__THE PROBLEM__. This task calls for copying every line of the records that includes the word "amount".

__RECORDS FOR PROCESSING__.
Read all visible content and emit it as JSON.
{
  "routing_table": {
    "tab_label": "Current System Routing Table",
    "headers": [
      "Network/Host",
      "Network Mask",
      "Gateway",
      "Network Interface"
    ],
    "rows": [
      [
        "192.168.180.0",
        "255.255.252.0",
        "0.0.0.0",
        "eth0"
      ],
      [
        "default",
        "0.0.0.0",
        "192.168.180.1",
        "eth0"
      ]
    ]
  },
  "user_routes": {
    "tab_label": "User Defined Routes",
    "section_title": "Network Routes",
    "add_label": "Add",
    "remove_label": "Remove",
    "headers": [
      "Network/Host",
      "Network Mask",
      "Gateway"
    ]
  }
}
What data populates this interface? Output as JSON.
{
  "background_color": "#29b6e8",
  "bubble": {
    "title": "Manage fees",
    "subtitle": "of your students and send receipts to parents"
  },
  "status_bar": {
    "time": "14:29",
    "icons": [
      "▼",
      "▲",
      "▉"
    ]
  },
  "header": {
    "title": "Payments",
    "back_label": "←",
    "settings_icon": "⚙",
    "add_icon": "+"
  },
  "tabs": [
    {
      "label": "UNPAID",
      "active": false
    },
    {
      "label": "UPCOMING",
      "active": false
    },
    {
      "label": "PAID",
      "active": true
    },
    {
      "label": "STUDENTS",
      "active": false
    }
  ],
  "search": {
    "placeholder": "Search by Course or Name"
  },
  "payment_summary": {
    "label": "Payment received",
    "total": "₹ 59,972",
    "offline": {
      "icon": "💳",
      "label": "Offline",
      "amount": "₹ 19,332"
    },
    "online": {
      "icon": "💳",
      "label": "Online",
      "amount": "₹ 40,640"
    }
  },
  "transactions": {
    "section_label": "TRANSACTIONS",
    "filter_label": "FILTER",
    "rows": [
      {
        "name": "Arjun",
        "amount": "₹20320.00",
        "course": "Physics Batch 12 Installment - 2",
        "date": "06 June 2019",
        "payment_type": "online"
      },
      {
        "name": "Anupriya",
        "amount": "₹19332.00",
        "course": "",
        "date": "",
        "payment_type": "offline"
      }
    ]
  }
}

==

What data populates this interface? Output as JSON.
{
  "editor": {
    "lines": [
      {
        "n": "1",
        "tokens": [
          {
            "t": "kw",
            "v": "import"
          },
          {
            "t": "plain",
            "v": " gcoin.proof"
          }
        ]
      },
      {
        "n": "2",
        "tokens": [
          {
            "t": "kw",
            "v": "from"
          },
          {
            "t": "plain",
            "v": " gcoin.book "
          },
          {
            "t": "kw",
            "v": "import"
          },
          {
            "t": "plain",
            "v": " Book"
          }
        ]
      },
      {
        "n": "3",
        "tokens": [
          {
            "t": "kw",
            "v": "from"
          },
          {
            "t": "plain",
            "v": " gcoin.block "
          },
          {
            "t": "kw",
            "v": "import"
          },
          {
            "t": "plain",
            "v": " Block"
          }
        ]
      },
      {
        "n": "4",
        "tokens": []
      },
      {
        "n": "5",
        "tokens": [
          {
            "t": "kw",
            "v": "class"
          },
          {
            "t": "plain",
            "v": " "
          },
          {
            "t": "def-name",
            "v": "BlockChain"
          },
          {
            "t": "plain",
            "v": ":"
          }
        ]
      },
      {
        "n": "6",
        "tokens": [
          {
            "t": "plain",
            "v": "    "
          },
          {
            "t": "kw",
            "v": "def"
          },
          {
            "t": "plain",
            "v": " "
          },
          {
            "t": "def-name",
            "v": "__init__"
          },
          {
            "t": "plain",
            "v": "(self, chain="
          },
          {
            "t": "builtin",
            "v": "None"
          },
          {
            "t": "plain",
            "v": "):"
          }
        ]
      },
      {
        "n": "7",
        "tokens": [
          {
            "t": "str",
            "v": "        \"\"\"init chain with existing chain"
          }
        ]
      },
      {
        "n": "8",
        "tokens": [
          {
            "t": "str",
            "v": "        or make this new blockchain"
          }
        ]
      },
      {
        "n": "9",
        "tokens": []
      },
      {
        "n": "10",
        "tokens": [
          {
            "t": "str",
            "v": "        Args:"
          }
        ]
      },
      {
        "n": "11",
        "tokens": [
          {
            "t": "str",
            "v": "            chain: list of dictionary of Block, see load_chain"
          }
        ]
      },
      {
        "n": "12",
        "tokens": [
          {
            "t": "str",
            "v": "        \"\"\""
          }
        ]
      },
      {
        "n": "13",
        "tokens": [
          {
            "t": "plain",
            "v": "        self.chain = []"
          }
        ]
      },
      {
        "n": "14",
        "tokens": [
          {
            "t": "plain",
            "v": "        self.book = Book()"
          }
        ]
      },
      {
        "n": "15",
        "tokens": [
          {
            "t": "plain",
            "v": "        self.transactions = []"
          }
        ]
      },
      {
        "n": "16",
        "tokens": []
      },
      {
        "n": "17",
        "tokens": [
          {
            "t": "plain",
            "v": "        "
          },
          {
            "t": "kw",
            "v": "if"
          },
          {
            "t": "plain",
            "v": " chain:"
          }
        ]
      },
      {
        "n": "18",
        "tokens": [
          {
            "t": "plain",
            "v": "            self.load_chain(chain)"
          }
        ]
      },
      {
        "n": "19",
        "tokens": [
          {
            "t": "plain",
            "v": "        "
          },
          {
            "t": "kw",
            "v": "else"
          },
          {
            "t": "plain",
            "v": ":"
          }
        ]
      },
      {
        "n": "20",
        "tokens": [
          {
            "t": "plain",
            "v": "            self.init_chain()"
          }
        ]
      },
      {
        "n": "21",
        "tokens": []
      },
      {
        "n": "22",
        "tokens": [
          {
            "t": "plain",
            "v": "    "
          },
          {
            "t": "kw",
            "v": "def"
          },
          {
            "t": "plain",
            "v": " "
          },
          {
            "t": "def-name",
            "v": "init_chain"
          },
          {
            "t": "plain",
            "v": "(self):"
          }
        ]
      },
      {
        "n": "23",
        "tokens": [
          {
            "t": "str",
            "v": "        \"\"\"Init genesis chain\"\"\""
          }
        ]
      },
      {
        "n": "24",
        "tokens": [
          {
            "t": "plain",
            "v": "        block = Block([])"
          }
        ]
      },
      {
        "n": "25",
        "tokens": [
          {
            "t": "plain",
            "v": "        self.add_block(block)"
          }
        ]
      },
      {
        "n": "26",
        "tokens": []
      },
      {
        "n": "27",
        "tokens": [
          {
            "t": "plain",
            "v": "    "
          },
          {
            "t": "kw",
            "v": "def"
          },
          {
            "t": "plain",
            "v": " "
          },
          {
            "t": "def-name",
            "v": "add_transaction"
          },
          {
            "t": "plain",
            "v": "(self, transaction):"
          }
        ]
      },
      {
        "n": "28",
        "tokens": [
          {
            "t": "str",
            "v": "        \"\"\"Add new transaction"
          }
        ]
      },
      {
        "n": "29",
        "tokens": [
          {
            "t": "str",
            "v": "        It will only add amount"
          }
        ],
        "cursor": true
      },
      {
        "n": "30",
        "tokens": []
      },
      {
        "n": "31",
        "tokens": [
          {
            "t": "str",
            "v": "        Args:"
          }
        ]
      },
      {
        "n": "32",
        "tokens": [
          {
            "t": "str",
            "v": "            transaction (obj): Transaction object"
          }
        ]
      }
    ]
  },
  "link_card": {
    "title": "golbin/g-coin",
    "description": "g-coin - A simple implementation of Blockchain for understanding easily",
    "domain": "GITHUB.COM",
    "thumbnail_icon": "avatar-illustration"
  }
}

__WRITTEN ANSWER__.
      "amount": "₹ 19,332"
      "amount": "₹ 40,640"
        "amount": "₹20320.00",
        "amount": "₹19332.00",
            "v": "        It will only add amount"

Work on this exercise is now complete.